Presentation on theme: "Working Time Directive. Perhaps an odd choice to be leading this discussion. I am a small animal practitioner Self-employed employer and can therefore."— Presentation transcript:
Perhaps an odd choice to be leading this discussion. I am a small animal practitioner Self-employed employer and can therefore chose to work what I like. 15 years ago I contracted into an out of hours provider My practice opens 8.30am to 6.30pm weekdays Open 8.30am to 12 noon on Saturdays. Reviewing I have not worked a night, Sunday or Bank Holiday for those 15 years. Clients will be 15-30 km from the Emergency Centre So forgive me if I miss out on some of the fine detail of this discussion.

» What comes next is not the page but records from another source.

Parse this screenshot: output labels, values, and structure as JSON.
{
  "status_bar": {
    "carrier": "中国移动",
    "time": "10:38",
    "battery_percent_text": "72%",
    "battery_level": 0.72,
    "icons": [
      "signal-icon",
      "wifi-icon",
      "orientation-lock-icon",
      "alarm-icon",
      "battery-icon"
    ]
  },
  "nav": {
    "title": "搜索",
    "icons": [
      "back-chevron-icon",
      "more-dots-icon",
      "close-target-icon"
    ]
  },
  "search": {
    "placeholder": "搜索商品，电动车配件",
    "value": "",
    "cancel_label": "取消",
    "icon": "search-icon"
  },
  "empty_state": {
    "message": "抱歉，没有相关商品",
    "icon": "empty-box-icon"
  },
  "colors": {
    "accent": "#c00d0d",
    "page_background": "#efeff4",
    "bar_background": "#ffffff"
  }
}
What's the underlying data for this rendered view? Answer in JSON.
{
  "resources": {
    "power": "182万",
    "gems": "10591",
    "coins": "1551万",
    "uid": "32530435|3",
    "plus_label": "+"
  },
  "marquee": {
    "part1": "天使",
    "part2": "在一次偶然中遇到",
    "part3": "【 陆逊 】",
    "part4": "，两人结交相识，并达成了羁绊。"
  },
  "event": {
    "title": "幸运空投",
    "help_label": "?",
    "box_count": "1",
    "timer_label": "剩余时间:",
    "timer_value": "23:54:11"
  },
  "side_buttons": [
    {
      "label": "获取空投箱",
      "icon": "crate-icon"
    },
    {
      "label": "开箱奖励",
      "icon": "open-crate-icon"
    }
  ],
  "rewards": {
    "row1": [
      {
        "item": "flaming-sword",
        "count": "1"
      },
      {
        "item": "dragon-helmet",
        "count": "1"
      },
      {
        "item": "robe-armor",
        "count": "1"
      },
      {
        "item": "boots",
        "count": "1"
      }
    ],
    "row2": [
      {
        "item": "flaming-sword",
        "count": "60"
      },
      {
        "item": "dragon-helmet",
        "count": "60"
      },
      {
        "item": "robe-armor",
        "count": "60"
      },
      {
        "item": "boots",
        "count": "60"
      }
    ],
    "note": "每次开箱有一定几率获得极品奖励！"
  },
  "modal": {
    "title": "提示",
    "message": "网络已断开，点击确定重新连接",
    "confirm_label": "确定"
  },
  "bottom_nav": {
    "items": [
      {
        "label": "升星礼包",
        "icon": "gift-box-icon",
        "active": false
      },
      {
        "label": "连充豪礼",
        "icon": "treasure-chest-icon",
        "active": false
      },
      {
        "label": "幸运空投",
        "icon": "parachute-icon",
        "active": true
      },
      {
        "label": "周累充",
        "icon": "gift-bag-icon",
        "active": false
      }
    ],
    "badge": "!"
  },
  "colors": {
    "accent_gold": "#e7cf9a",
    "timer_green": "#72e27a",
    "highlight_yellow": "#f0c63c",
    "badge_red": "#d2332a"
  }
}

Started by request from RCVS. How other States are coping with WTD. January 2009 on UEVP discussion loop Stockholm GA formalised questionnaire Working Time Directive
In the UK The mandatory 11 hour rest period in any 24hrs. This requirement can be adjusted by agreement with employees but it is becoming increasing difficult to enforce. Defining what is work time when on-call. Is an employee working if they are on call but at home and asleep? Practitioners seemed to fear most the imposition of a 48 hour working week regardless of any agreement with the employee. However surveys show that few Veterinarians ever work more than 48 hours. Working Time Directive
Events have slightly over-taken European Parliament has failed to agree on further developments of the Directive. We are left to deal with the issue on a national level and in response to cases taken through a legal review. Working Time Directive
A mandatory 48 hour week unless a workforce agreement is in place. This must be reasonable and may, for example average the 48 hours and offer due compensation should an employee have a particularly busy night of weekend. Out of hours work definitions have been shaped by some legal cases –If an employee is on call at home and they are not working until a call is taken and acted upon. –If an employee is on-call at the veterinary premises and even if they are sleeping there, they are working. Working Time Directive Again In the UK
The RCVS asks for “steps to be taken” to provide 24 hour care for clients. This may involve the client travelling “reasonable distances” to obtain help. This is not defined but will defend on location. It encourages cooperation between practices and allows the formal contracting of services to an out of hour provider. Working Time Directive
The Large Animal sector of the profession has largely maintained the traditional on-call approach but there are increasing examples of practices sharing on-call provision. The variation in the legislation is the exemption of the 11 hour break for agricultural workers. Whilst used, there is no absolute certainty that it applies to veterinary practice. Working Time Directive
And so to our survey. We asked: 1.Has your Country adopted the Working Time Directive (EU reference number 93/104/EC of 23 November 1993)? YES NO 2.Has your National Government drawn up a Working Time Regulation (WTR)? YES NO 3.Does the veterinary profession in your country have to comply with your National WTR? YES NO –If yes, is it a disciplinary offence to breach your professional obligation? YES NO 4.What are the difficulties, if any, that compliance will cause veterinary practices in your country? Working Time Directive
Two have not adopted the WTD and one has partially implemented it although all have a national policy on working time Seven countries have some sort of exemption for veterinarians The commentary is very interesting with most of us concerned with the definition of “on-call” time. Local agreement and adjustments seem possible, for the time being, in several countries. Whilst I like Greece’s view that WTD will never be fully implemented, in the UK our younger members are pushing hard for change and starting to challenge the working hours expected of them. We also have the interesting possibility of a British Veterinary Union who may campaign for change. Working Time Directive
Small Animal Cadaver How to dispose of Dead Dogs & Cats The problem in the UK Cadavers are classified as Veterinary Waste It is our understanding that elsewhere Cadavers are disposed of under Animal By Products Legislation.
Our problem is in situations where the pet may have Infectious Disease Treatment with Chemotherapy Medicine These are classed as Hazardous Waste and require expensive disposal
Do other members have problems in their Countries? Are Cadavers disposed under No specific legislation Animal By Product legislation Healthcare waste legislation Other